App and web page records
======
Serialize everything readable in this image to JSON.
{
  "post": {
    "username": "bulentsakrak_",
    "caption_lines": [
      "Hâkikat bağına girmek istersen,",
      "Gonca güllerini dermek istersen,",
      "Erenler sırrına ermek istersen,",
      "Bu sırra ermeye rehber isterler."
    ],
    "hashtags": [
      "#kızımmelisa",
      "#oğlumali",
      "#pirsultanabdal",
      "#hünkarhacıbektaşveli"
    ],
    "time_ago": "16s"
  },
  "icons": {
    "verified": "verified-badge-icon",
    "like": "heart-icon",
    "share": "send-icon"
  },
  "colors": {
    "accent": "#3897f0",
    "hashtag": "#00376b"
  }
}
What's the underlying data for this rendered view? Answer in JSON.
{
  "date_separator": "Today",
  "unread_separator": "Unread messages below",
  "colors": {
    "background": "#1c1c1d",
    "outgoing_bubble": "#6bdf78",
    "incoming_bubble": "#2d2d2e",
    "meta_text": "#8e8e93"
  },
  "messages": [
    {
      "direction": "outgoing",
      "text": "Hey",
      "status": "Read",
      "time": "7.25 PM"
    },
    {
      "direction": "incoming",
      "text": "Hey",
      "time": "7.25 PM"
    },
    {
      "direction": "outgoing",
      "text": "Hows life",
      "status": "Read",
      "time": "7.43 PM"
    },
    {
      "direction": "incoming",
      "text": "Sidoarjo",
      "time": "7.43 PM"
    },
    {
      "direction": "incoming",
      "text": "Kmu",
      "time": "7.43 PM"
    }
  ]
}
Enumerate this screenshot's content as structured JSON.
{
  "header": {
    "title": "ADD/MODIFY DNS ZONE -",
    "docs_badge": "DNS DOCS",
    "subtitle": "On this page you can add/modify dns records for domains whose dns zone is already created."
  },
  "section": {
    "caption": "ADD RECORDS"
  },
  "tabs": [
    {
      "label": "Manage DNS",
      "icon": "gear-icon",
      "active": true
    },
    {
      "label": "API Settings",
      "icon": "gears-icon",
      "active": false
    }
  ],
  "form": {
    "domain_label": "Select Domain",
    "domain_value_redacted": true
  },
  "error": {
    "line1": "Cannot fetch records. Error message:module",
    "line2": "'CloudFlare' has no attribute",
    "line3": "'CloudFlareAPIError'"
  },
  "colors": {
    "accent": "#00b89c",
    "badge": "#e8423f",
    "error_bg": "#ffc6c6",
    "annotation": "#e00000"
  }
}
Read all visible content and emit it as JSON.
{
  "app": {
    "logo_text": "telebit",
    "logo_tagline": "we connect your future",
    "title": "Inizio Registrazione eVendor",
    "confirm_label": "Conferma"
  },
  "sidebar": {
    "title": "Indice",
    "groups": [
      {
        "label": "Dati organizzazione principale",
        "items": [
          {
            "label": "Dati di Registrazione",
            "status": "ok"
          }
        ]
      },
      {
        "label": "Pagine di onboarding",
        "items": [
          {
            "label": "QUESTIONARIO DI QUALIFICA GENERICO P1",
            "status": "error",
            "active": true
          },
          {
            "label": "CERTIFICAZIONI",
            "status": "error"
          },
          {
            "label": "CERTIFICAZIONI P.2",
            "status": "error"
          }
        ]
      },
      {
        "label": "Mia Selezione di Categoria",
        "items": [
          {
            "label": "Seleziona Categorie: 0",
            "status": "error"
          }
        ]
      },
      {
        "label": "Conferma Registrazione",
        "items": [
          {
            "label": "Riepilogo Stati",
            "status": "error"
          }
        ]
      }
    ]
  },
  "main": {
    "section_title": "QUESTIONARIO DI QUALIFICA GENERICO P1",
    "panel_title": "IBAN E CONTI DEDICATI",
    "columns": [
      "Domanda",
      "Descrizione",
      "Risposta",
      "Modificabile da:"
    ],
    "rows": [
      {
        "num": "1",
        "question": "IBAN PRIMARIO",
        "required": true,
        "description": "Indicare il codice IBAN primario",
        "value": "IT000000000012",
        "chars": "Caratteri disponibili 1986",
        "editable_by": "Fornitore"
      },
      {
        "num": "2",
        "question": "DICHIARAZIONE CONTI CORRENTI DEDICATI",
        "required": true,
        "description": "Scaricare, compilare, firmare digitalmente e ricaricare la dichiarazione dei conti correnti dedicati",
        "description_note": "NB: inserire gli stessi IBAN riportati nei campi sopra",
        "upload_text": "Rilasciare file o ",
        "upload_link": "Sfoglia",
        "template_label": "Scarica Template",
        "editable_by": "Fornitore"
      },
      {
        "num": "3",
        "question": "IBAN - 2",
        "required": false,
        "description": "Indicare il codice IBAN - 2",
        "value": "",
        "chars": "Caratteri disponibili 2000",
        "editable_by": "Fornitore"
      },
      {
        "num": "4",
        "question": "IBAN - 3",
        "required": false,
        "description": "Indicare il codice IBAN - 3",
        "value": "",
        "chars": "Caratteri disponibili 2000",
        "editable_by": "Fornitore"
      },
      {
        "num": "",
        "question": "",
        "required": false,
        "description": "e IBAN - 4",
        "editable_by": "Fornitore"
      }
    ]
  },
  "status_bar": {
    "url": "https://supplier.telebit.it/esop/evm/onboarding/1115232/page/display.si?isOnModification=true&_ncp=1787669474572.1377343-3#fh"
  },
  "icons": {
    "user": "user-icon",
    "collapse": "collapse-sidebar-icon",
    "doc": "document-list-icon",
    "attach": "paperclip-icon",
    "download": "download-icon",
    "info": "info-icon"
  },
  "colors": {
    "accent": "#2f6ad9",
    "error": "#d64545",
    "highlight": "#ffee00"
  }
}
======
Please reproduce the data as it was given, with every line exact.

> TASK ANSWER:
Serialize everything readable in this image to JSON.
{
  "post": {
    "username": "bulentsakrak_",
    "caption_lines": [
      "Hâkikat bağına girmek istersen,",
      "Gonca güllerini dermek istersen,",
      "Erenler sırrına ermek istersen,",
      "Bu sırra ermeye rehber isterler."
    ],
    "hashtags": [
      "#kızımmelisa",
      "#oğlumali",
      "#pirsultanabdal",
      "#hünkarhacıbektaşveli"
    ],
    "time_ago": "16s"
  },
  "icons": {
    "verified": "verified-badge-icon",
    "like": "heart-icon",
    "share": "send-icon"
  },
  "colors": {
    "accent": "#3897f0",
    "hashtag": "#00376b"
  }
}
What's the underlying data for this rendered view? Answer in JSON.
{
  "date_separator": "Today",
  "unread_separator": "Unread messages below",
  "colors": {
    "background": "#1c1c1d",
    "outgoing_bubble": "#6bdf78",
    "incoming_bubble": "#2d2d2e",
    "meta_text": "#8e8e93"
  },
  "messages": [
    {
      "direction": "outgoing",
      "text": "Hey",
      "status": "Read",
      "time": "7.25 PM"
    },
    {
      "direction": "incoming",
      "text": "Hey",
      "time": "7.25 PM"
    },
    {
      "direction": "outgoing",
      "text": "Hows life",
      "status": "Read",
      "time": "7.43 PM"
    },
    {
      "direction": "incoming",
      "text": "Sidoarjo",
      "time": "7.43 PM"
    },
    {
      "direction": "incoming",
      "text": "Kmu",
      "time": "7.43 PM"
    }
  ]
}
Enumerate this screenshot's content as structured JSON.
{
  "header": {
    "title": "ADD/MODIFY DNS ZONE -",
    "docs_badge": "DNS DOCS",
    "subtitle": "On this page you can add/modify dns records for domains whose dns zone is already created."
  },
  "section": {
    "caption": "ADD RECORDS"
  },
  "tabs": [
    {
      "label": "Manage DNS",
      "icon": "gear-icon",
      "active": true
    },
    {
      "label": "API Settings",
      "icon": "gears-icon",
      "active": false
    }
  ],
  "form": {
    "domain_label": "Select Domain",
    "domain_value_redacted": true
  },
  "error": {
    "line1": "Cannot fetch records. Error message:module",
    "line2": "'CloudFlare' has no attribute",
    "line3": "'CloudFlareAPIError'"
  },
  "colors": {
    "accent": "#00b89c",
    "badge": "#e8423f",
    "error_bg": "#ffc6c6",
    "annotation": "#e00000"
  }
}
Read all visible content and emit it as JSON.
{
  "app": {
    "logo_text": "telebit",
    "logo_tagline": "we connect your future",
    "title": "Inizio Registrazione eVendor",
    "confirm_label": "Conferma"
  },
  "sidebar": {
    "title": "Indice",
    "groups": [
      {
        "label": "Dati organizzazione principale",
        "items": [
          {
            "label": "Dati di Registrazione",
            "status": "ok"
          }
        ]
      },
      {
        "label": "Pagine di onboarding",
        "items": [
          {
            "label": "QUESTIONARIO DI QUALIFICA GENERICO P1",
            "status": "error",
            "active": true
          },
          {
            "label": "CERTIFICAZIONI",
            "status": "error"
          },
          {
            "label": "CERTIFICAZIONI P.2",
            "status": "error"
          }
        ]
      },
      {
        "label": "Mia Selezione di Categoria",
        "items": [
          {
            "label": "Seleziona Categorie: 0",
            "status": "error"
          }
        ]
      },
      {
        "label": "Conferma Registrazione",
        "items": [
          {
            "label": "Riepilogo Stati",
            "status": "error"
          }
        ]
      }
    ]
  },
  "main": {
    "section_title": "QUESTIONARIO DI QUALIFICA GENERICO P1",
    "panel_title": "IBAN E CONTI DEDICATI",
    "columns": [
      "Domanda",
      "Descrizione",
      "Risposta",
      "Modificabile da:"
    ],
    "rows": [
      {
        "num": "1",
        "question": "IBAN PRIMARIO",
        "required": true,
        "description": "Indicare il codice IBAN primario",
        "value": "IT000000000012",
        "chars": "Caratteri disponibili 1986",
        "editable_by": "Fornitore"
      },
      {
        "num": "2",
        "question": "DICHIARAZIONE CONTI CORRENTI DEDICATI",
        "required": true,
        "description": "Scaricare, compilare, firmare digitalmente e ricaricare la dichiarazione dei conti correnti dedicati",
        "description_note": "NB: inserire gli stessi IBAN riportati nei campi sopra",
        "upload_text": "Rilasciare file o ",
        "upload_link": "Sfoglia",
        "template_label": "Scarica Template",
        "editable_by": "Fornitore"
      },
      {
        "num": "3",
        "question": "IBAN - 2",
        "required": false,
        "description": "Indicare il codice IBAN - 2",
        "value": "",
        "chars": "Caratteri disponibili 2000",
        "editable_by": "Fornitore"
      },
      {
        "num": "4",
        "question": "IBAN - 3",
        "required": false,
        "description": "Indicare il codice IBAN - 3",
        "value": "",
        "chars": "Caratteri disponibili 2000",
        "editable_by": "Fornitore"
      },
      {
        "num": "",
        "question": "",
        "required": false,
        "description": "e IBAN - 4",
        "editable_by": "Fornitore"
      }
    ]
  },
  "status_bar": {
    "url": "https://supplier.telebit.it/esop/evm/onboarding/1115232/page/display.si?isOnModification=true&_ncp=1787669474572.1377343-3#fh"
  },
  "icons": {
    "user": "user-icon",
    "collapse": "collapse-sidebar-icon",
    "doc": "document-list-icon",
    "attach": "paperclip-icon",
    "download": "download-icon",
    "info": "info-icon"
  },
  "colors": {
    "accent": "#2f6ad9",
    "error": "#d64545",
    "highlight": "#ffee00"
  }
}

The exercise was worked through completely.